By the end of 2004, LDC had overtaken Doux Père Dodu, claiming the spot as Europe's number one producer of poultry and poultry products. Led by Denis Lambert, son of the company's founder, LDC announced its intention to pursue its international expansion, especially in Europe, while continuing to diversify its line of prepared foods products. LDC expected to join the ranks of the world's major food groups in the 21st century.
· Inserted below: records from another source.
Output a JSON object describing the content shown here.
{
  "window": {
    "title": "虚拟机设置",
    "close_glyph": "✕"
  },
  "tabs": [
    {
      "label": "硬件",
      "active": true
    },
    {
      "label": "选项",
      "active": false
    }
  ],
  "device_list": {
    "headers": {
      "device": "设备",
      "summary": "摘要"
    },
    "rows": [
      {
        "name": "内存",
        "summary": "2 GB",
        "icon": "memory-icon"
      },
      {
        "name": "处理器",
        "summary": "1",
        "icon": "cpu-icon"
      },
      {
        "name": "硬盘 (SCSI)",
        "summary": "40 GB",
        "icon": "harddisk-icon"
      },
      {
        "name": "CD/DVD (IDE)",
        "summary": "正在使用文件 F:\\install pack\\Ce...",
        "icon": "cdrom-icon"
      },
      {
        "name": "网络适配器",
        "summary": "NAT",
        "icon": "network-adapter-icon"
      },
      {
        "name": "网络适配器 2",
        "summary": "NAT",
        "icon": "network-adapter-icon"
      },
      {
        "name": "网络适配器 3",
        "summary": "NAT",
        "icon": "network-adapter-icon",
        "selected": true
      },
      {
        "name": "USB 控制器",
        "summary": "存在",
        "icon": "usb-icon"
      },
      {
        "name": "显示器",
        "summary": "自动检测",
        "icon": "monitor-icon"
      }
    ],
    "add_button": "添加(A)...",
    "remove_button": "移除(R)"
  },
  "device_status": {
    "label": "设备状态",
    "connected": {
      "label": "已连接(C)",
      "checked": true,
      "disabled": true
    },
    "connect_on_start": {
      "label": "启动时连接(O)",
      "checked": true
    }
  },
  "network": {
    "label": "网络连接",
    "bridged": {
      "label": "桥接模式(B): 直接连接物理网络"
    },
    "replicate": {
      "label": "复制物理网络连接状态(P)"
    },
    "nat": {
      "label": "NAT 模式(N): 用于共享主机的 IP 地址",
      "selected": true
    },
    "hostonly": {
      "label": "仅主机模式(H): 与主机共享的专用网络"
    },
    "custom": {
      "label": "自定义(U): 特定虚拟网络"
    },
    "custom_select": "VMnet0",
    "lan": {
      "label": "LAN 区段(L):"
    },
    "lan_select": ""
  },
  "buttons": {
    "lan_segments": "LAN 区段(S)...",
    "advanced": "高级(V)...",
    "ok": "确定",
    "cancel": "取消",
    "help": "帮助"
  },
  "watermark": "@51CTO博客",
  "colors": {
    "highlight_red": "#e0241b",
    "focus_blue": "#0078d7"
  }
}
Principal Subsidiaries: Groupe Drosed (Poland); La Gamme (Poland); S.A. Huttepain Aliments; S.A. Toque Angevine; S.A.S. Cavol (96,59 %); S.A.S. Foie Gras Du Maine (75.52 %); S.A.S. Guillet; S.A.S. Guillot Cobreda; S.A.S. Ldc Aquitaine; S.A.S. Ldc Bourgogne; S.A.S. See Guillot Cobreda; S.A.S.U. Alimab; S.A.S.U. Ardevol; S.A.S.U. Atlantic Traiteur Innovation; S.A.S.U. Bressane De Production; S.A.S.U. Cepa; S.A.S.U. Europeenne De Plats Cuisines; S.A.S.U. Ldc Bretagne; S.A.S.U. Ldc Traiteur; S.A.S.U. Les Fermiers De L'ardeche; S.A.S.U. Palmid'or; S.A.S.U. Regalette; S.A.S.U. Servais; S.A.S.U. Société Normande De Volaille; S.A.S.U. Sovopa; S.A.S.U. Stam; S.A.S.U. Volabraye; Sarl Tom'pain; Sasu Ldc Sable; Sasu Ldc Volaille; Shandong Fengxiang L.D.C. (China; 35%); Shandong Ldc Fengxiang Food Ltd (China; 45%); Sl. Aves Ldc España; Sl. Avilaves Gredos (Spain); Sl. Hermanos Saiz (Spain).

Principal Competitors: Cargill Inc.; Tyson Foods Inc.; Romsilva RA Regia Autonoma a Padurilor; ConAgra Foods Inc.; Smithfield Foods Inc.; Agricola Super Ltda.; Protinal/Proagro C.A.; Perdigao Agroindustrial S.A.; Orkla ASA; Lambert-Dodard-ChancereulDoux S.A.

Further Reading:

  • "Le bon choix avec Huttepain pour Le Gaulois," Filières Avicoles, January 2003, p. 6.
  • Deschamps, Johan, "Nous attendons une amélioration de nos bénéficies au second semstre," Investir, June 6, 2003.
  • "LDC confirme son ambition au traiteur," Linéaires, July/August 2003, p. 64.
  • "LDC en Espagne," RIA, January 2003, p. 16.
  • "LDC résiste," Télégramme, June 4, 2003.
  • "LDC: No. 1 du palmarès des volaillers," Fiilère Avicoles, May 2004, p. 1.

Source: International Directory of Company Histories, Vol.68. St. James Press, 2005.